(Component data from apps and pages)
• • • • • • •

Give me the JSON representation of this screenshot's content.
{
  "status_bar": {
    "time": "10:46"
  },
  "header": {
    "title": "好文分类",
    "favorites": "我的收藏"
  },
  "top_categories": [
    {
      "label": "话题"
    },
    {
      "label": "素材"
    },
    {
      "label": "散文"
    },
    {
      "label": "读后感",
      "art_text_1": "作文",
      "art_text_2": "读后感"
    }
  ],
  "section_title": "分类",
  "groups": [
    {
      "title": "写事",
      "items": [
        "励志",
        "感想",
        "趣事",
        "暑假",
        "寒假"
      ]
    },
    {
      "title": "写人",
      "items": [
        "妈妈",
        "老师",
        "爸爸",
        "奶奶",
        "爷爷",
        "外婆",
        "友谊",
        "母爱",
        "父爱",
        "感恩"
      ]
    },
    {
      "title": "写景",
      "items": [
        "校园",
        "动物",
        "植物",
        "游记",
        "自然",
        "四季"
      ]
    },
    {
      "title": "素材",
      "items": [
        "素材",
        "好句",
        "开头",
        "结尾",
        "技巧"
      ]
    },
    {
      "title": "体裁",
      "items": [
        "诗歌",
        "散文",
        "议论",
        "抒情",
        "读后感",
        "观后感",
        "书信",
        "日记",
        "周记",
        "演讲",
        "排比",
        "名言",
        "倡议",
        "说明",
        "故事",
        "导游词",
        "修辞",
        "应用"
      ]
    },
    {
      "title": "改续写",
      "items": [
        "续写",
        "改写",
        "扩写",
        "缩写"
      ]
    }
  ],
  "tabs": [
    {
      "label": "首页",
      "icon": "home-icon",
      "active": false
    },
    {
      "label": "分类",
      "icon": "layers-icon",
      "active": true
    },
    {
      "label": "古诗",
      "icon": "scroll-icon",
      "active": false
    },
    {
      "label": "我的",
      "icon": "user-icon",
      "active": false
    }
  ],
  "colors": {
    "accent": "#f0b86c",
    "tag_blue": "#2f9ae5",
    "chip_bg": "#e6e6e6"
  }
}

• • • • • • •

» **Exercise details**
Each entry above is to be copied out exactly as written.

» **Answer to the problem**
Give me the JSON representation of this screenshot's content.
{
  "status_bar": {
    "time": "10:46"
  },
  "header": {
    "title": "好文分类",
    "favorites": "我的收藏"
  },
  "top_categories": [
    {
      "label": "话题"
    },
    {
      "label": "素材"
    },
    {
      "label": "散文"
    },
    {
      "label": "读后感",
      "art_text_1": "作文",
      "art_text_2": "读后感"
    }
  ],
  "section_title": "分类",
  "groups": [
    {
      "title": "写事",
      "items": [
        "励志",
        "感想",
        "趣事",
        "暑假",
        "寒假"
      ]
    },
    {
      "title": "写人",
      "items": [
        "妈妈",
        "老师",
        "爸爸",
        "奶奶",
        "爷爷",
        "外婆",
        "友谊",
        "母爱",
        "父爱",
        "感恩"
      ]
    },
    {
      "title": "写景",
      "items": [
        "校园",
        "动物",
        "植物",
        "游记",
        "自然",
        "四季"
      ]
    },
    {
      "title": "素材",
      "items": [
        "素材",
        "好句",
        "开头",
        "结尾",
        "技巧"
      ]
    },
    {
      "title": "体裁",
      "items": [
        "诗歌",
        "散文",
        "议论",
        "抒情",
        "读后感",
        "观后感",
        "书信",
        "日记",
        "周记",
        "演讲",
        "排比",
        "名言",
        "倡议",
        "说明",
        "故事",
        "导游词",
        "修辞",
        "应用"
      ]
    },
    {
      "title": "改续写",
      "items": [
        "续写",
        "改写",
        "扩写",
        "缩写"
      ]
    }
  ],
  "tabs": [
    {
      "label": "首页",
      "icon": "home-icon",
      "active": false
    },
    {
      "label": "分类",
      "icon": "layers-icon",
      "active": true
    },
    {
      "label": "古诗",
      "icon": "scroll-icon",
      "active": false
    },
    {
      "label": "我的",
      "icon": "user-icon",
      "active": false
    }
  ],
  "colors": {
    "accent": "#f0b86c",
    "tag_blue": "#2f9ae5",
    "chip_bg": "#e6e6e6"
  }
}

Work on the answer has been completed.